*** Record extracts Section Begins ***
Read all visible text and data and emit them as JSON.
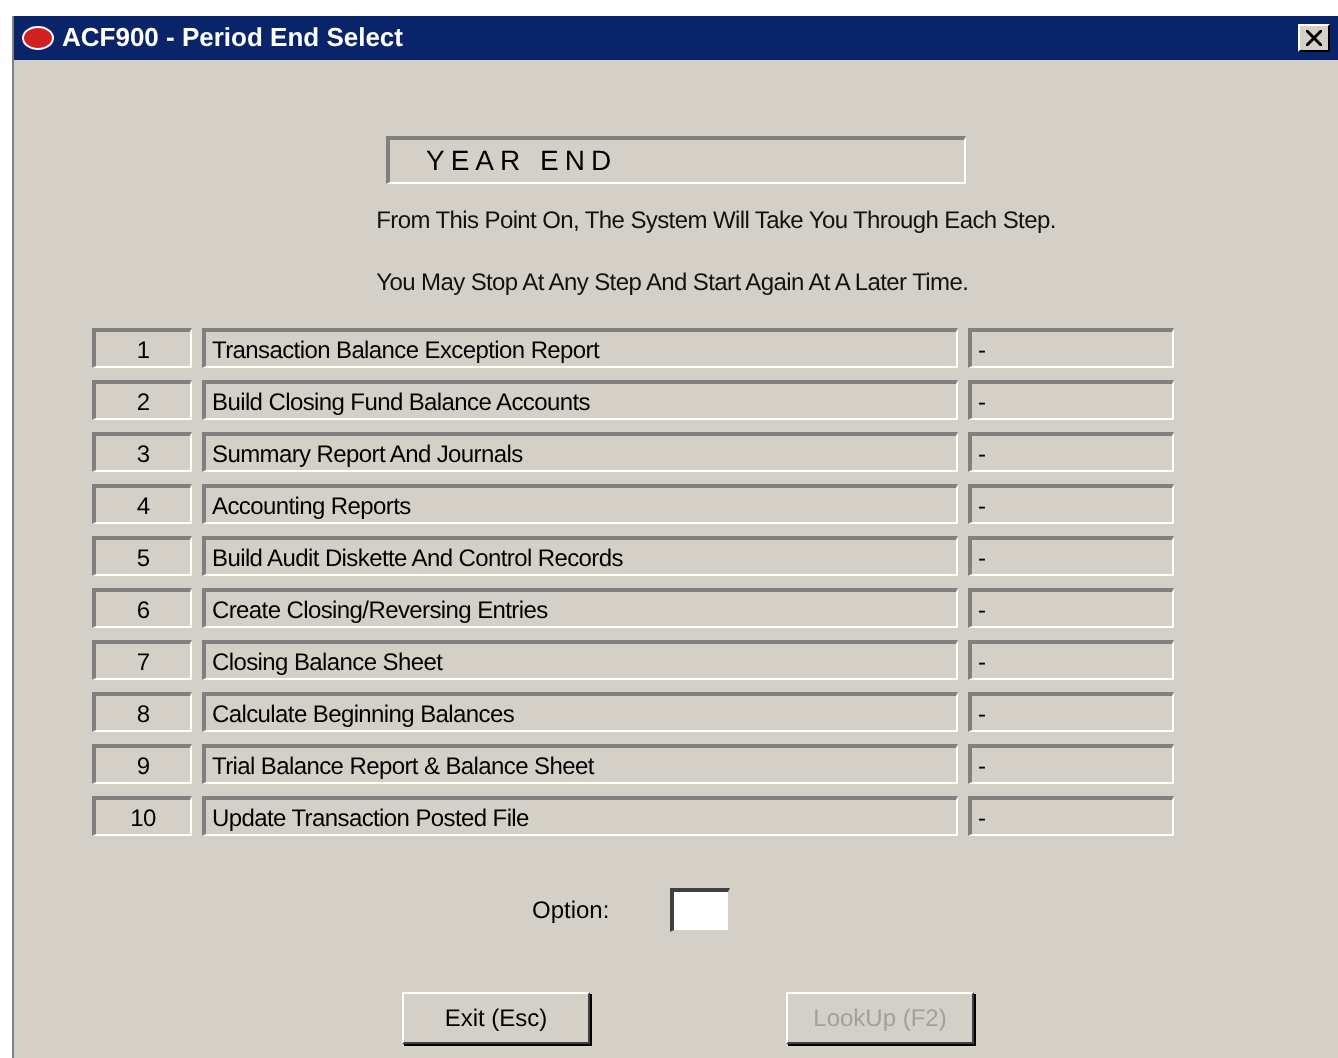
{
  "window": {
    "title": "ACF900 - Period End Select"
  },
  "heading": "YEAR END",
  "instructions": [
    "From This Point On, The System Will Take You Through Each Step.",
    "You May Stop At Any Step And Start Again At A Later Time."
  ],
  "steps": [
    {
      "number": "1",
      "name": "Transaction Balance Exception Report",
      "status": "-"
    },
    {
      "number": "2",
      "name": "Build Closing Fund Balance Accounts",
      "status": "-"
    },
    {
      "number": "3",
      "name": "Summary Report And Journals",
      "status": "-"
    },
    {
      "number": "4",
      "name": "Accounting Reports",
      "status": "-"
    },
    {
      "number": "5",
      "name": "Build Audit Diskette And Control Records",
      "status": "-"
    },
    {
      "number": "6",
      "name": "Create Closing/Reversing Entries",
      "status": "-"
    },
    {
      "number": "7",
      "name": "Closing Balance Sheet",
      "status": "-"
    },
    {
      "number": "8",
      "name": "Calculate Beginning Balances",
      "status": "-"
    },
    {
      "number": "9",
      "name": "Trial Balance Report & Balance Sheet",
      "status": "-"
    },
    {
      "number": "10",
      "name": "Update Transaction Posted File",
      "status": "-"
    }
  ],
  "option": {
    "label": "Option:"
  },
  "buttons": [
    {
      "label": "Exit (Esc)",
      "disabled": false
    },
    {
      "label": "LookUp (F2)",
      "disabled": true
    }
  ]
}
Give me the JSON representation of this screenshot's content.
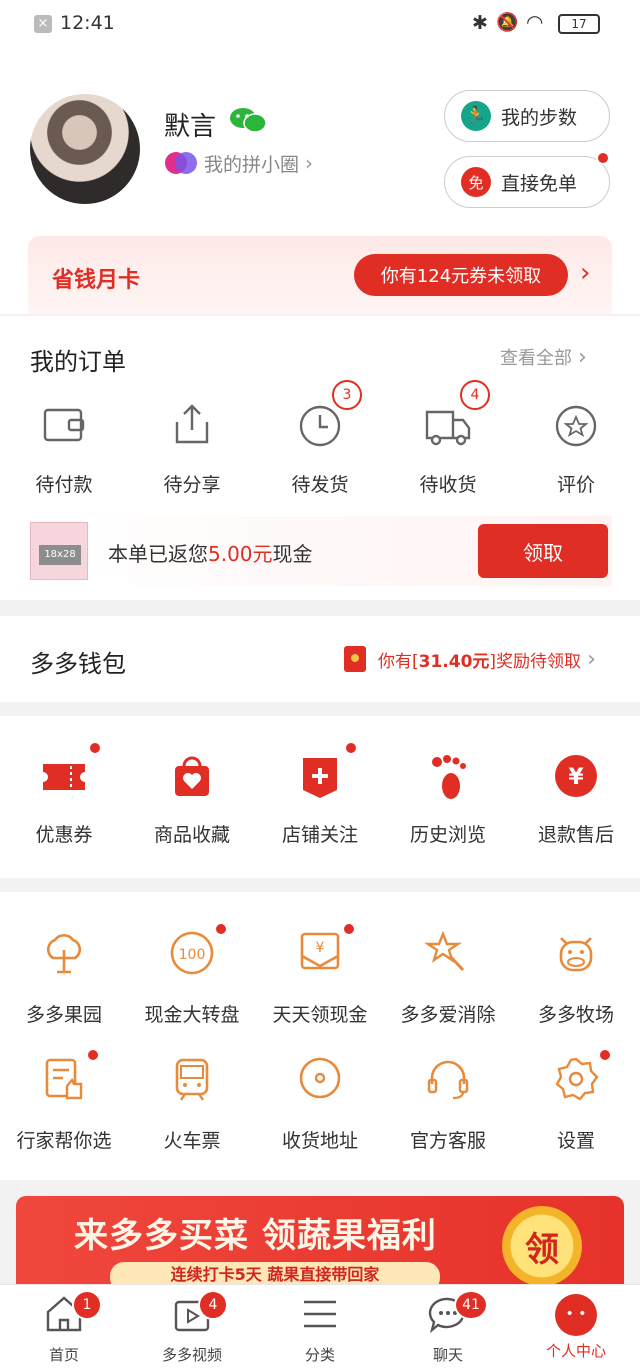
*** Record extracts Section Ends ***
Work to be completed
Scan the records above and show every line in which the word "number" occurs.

Exercise result
      "number": "1",
      "number": "2",
      "number": "3",
      "number": "4",
      "number": "5",
      "number": "6",
      "number": "7",
      "number": "8",
      "number": "9",
      "number": "10",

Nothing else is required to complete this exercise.